The response should consist of every record, reproduced exactly.

> DATA SHOWN:
*-*-*

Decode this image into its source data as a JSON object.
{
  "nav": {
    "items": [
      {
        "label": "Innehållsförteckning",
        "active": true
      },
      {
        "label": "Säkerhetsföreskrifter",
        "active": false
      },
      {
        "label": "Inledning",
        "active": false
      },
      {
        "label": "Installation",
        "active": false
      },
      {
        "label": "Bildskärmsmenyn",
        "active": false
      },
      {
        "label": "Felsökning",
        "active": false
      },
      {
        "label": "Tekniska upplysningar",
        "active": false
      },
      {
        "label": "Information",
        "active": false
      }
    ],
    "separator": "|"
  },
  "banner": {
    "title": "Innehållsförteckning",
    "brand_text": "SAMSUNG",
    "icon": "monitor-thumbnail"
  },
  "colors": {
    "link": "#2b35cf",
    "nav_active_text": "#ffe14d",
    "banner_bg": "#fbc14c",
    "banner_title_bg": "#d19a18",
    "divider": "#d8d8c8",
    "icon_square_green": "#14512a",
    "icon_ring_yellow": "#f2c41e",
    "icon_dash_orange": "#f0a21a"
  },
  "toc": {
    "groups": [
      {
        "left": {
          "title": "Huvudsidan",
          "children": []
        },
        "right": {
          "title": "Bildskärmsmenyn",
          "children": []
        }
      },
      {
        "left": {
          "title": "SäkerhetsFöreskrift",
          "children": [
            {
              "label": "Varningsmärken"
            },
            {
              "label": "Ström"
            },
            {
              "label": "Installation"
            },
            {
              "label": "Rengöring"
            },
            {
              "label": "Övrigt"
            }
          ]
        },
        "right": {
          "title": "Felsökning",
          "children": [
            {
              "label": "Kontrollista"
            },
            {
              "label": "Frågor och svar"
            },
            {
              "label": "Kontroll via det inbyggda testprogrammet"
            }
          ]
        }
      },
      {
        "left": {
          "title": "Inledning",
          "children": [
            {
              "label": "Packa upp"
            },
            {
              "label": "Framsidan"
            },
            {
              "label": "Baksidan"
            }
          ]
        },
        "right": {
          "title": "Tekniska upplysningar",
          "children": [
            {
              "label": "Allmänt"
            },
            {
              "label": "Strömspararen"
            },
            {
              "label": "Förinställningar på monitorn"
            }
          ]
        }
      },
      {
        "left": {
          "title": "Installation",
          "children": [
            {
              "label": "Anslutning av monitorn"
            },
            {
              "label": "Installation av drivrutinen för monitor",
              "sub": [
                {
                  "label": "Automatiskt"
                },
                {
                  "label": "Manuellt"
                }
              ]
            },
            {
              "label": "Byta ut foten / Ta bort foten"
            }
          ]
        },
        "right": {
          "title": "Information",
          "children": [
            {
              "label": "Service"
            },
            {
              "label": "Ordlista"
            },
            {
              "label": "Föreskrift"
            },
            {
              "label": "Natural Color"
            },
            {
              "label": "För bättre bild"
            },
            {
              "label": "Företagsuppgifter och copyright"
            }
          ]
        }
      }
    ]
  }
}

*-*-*

> OUTPUT OF THE EXERCISE:
Decode this image into its source data as a JSON object.
{
  "nav": {
    "items": [
      {
        "label": "Innehållsförteckning",
        "active": true
      },
      {
        "label": "Säkerhetsföreskrifter",
        "active": false
      },
      {
        "label": "Inledning",
        "active": false
      },
      {
        "label": "Installation",
        "active": false
      },
      {
        "label": "Bildskärmsmenyn",
        "active": false
      },
      {
        "label": "Felsökning",
        "active": false
      },
      {
        "label": "Tekniska upplysningar",
        "active": false
      },
      {
        "label": "Information",
        "active": false
      }
    ],
    "separator": "|"
  },
  "banner": {
    "title": "Innehållsförteckning",
    "brand_text": "SAMSUNG",
    "icon": "monitor-thumbnail"
  },
  "colors": {
    "link": "#2b35cf",
    "nav_active_text": "#ffe14d",
    "banner_bg": "#fbc14c",
    "banner_title_bg": "#d19a18",
    "divider": "#d8d8c8",
    "icon_square_green": "#14512a",
    "icon_ring_yellow": "#f2c41e",
    "icon_dash_orange": "#f0a21a"
  },
  "toc": {
    "groups": [
      {
        "left": {
          "title": "Huvudsidan",
          "children": []
        },
        "right": {
          "title": "Bildskärmsmenyn",
          "children": []
        }
      },
      {
        "left": {
          "title": "SäkerhetsFöreskrift",
          "children": [
            {
              "label": "Varningsmärken"
            },
            {
              "label": "Ström"
            },
            {
              "label": "Installation"
            },
            {
              "label": "Rengöring"
            },
            {
              "label": "Övrigt"
            }
          ]
        },
        "right": {
          "title": "Felsökning",
          "children": [
            {
              "label": "Kontrollista"
            },
            {
              "label": "Frågor och svar"
            },
            {
              "label": "Kontroll via det inbyggda testprogrammet"
            }
          ]
        }
      },
      {
        "left": {
          "title": "Inledning",
          "children": [
            {
              "label": "Packa upp"
            },
            {
              "label": "Framsidan"
            },
            {
              "label": "Baksidan"
            }
          ]
        },
        "right": {
          "title": "Tekniska upplysningar",
          "children": [
            {
              "label": "Allmänt"
            },
            {
              "label": "Strömspararen"
            },
            {
              "label": "Förinställningar på monitorn"
            }
          ]
        }
      },
      {
        "left": {
          "title": "Installation",
          "children": [
            {
              "label": "Anslutning av monitorn"
            },
            {
              "label": "Installation av drivrutinen för monitor",
              "sub": [
                {
                  "label": "Automatiskt"
                },
                {
                  "label": "Manuellt"
                }
              ]
            },
            {
              "label": "Byta ut foten / Ta bort foten"
            }
          ]
        },
        "right": {
          "title": "Information",
          "children": [
            {
              "label": "Service"
            },
            {
              "label": "Ordlista"
            },
            {
              "label": "Föreskrift"
            },
            {
              "label": "Natural Color"
            },
            {
              "label": "För bättre bild"
            },
            {
              "label": "Företagsuppgifter och copyright"
            }
          ]
        }
      }
    ]
  }
}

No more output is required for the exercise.